Content starts

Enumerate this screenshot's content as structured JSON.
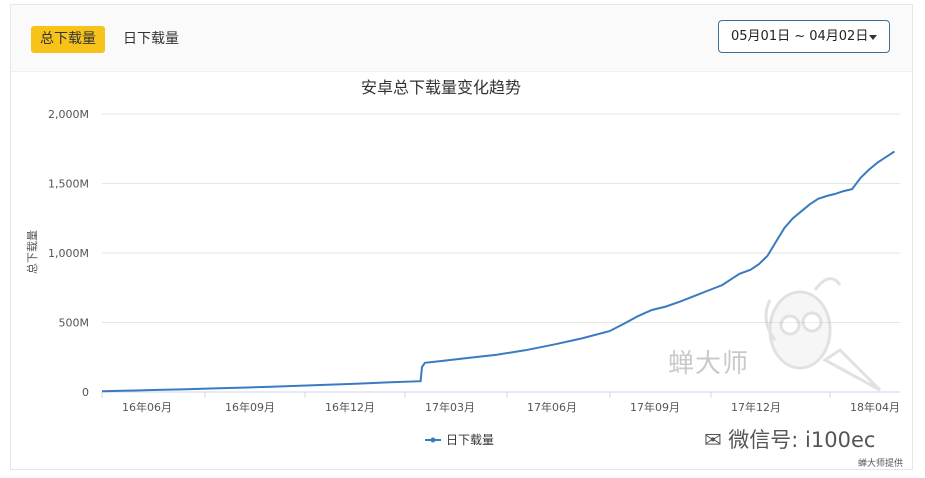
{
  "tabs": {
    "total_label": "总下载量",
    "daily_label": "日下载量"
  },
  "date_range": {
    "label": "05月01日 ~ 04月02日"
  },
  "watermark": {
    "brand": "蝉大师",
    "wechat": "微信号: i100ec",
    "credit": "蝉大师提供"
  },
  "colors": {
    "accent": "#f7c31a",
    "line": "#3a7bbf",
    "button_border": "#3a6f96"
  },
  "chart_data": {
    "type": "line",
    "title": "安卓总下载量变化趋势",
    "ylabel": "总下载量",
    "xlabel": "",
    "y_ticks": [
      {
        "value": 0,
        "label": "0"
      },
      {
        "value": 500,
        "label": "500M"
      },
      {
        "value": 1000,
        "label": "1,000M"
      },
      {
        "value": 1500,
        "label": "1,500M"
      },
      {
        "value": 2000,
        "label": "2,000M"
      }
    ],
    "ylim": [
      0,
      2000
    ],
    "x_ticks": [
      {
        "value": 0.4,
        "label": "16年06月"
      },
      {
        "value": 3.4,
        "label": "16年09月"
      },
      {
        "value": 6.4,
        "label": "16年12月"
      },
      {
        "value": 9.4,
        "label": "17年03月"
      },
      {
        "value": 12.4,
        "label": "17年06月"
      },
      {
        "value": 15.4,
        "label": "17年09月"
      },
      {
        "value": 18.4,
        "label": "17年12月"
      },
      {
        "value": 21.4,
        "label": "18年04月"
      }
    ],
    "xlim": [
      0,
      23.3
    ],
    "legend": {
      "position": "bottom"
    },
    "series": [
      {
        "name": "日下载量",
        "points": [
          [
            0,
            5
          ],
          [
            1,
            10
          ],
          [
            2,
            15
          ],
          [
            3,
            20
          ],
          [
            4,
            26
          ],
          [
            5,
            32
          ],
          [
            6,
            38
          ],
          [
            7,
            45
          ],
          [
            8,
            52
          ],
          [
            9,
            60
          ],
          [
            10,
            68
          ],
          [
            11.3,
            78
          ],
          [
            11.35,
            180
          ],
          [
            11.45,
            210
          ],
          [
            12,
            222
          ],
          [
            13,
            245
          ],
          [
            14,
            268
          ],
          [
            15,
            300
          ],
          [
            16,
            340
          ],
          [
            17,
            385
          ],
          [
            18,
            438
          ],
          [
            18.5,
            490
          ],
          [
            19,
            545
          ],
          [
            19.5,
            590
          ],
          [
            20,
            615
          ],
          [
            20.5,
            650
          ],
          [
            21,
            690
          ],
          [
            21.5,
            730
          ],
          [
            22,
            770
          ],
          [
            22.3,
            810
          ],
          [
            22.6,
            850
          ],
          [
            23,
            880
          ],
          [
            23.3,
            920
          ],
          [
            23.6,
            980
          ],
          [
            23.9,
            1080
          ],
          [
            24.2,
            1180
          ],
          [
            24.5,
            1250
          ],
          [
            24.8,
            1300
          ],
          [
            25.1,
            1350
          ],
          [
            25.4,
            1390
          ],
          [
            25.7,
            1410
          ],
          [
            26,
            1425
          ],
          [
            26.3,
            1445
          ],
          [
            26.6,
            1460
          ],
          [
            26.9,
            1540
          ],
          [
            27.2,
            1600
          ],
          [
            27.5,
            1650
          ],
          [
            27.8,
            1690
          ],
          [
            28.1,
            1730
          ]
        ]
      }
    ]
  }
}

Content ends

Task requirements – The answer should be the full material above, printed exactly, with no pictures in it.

Response –
Enumerate this screenshot's content as structured JSON.
{
  "tabs": {
    "total_label": "总下载量",
    "daily_label": "日下载量"
  },
  "date_range": {
    "label": "05月01日 ~ 04月02日"
  },
  "watermark": {
    "brand": "蝉大师",
    "wechat": "微信号: i100ec",
    "credit": "蝉大师提供"
  },
  "colors": {
    "accent": "#f7c31a",
    "line": "#3a7bbf",
    "button_border": "#3a6f96"
  },
  "chart_data": {
    "type": "line",
    "title": "安卓总下载量变化趋势",
    "ylabel": "总下载量",
    "xlabel": "",
    "y_ticks": [
      {
        "value": 0,
        "label": "0"
      },
      {
        "value": 500,
        "label": "500M"
      },
      {
        "value": 1000,
        "label": "1,000M"
      },
      {
        "value": 1500,
        "label": "1,500M"
      },
      {
        "value": 2000,
        "label": "2,000M"
      }
    ],
    "ylim": [
      0,
      2000
    ],
    "x_ticks": [
      {
        "value": 0.4,
        "label": "16年06月"
      },
      {
        "value": 3.4,
        "label": "16年09月"
      },
      {
        "value": 6.4,
        "label": "16年12月"
      },
      {
        "value": 9.4,
        "label": "17年03月"
      },
      {
        "value": 12.4,
        "label": "17年06月"
      },
      {
        "value": 15.4,
        "label": "17年09月"
      },
      {
        "value": 18.4,
        "label": "17年12月"
      },
      {
        "value": 21.4,
        "label": "18年04月"
      }
    ],
    "xlim": [
      0,
      23.3
    ],
    "legend": {
      "position": "bottom"
    },
    "series": [
      {
        "name": "日下载量",
        "points": [
          [
            0,
            5
          ],
          [
            1,
            10
          ],
          [
            2,
            15
          ],
          [
            3,
            20
          ],
          [
            4,
            26
          ],
          [
            5,
            32
          ],
          [
            6,
            38
          ],
          [
            7,
            45
          ],
          [
            8,
            52
          ],
          [
            9,
            60
          ],
          [
            10,
            68
          ],
          [
            11.3,
            78
          ],
          [
            11.35,
            180
          ],
          [
            11.45,
            210
          ],
          [
            12,
            222
          ],
          [
            13,
            245
          ],
          [
            14,
            268
          ],
          [
            15,
            300
          ],
          [
            16,
            340
          ],
          [
            17,
            385
          ],
          [
            18,
            438
          ],
          [
            18.5,
            490
          ],
          [
            19,
            545
          ],
          [
            19.5,
            590
          ],
          [
            20,
            615
          ],
          [
            20.5,
            650
          ],
          [
            21,
            690
          ],
          [
            21.5,
            730
          ],
          [
            22,
            770
          ],
          [
            22.3,
            810
          ],
          [
            22.6,
            850
          ],
          [
            23,
            880
          ],
          [
            23.3,
            920
          ],
          [
            23.6,
            980
          ],
          [
            23.9,
            1080
          ],
          [
            24.2,
            1180
          ],
          [
            24.5,
            1250
          ],
          [
            24.8,
            1300
          ],
          [
            25.1,
            1350
          ],
          [
            25.4,
            1390
          ],
          [
            25.7,
            1410
          ],
          [
            26,
            1425
          ],
          [
            26.3,
            1445
          ],
          [
            26.6,
            1460
          ],
          [
            26.9,
            1540
          ],
          [
            27.2,
            1600
          ],
          [
            27.5,
            1650
          ],
          [
            27.8,
            1690
          ],
          [
            28.1,
            1730
          ]
        ]
      }
    ]
  }
}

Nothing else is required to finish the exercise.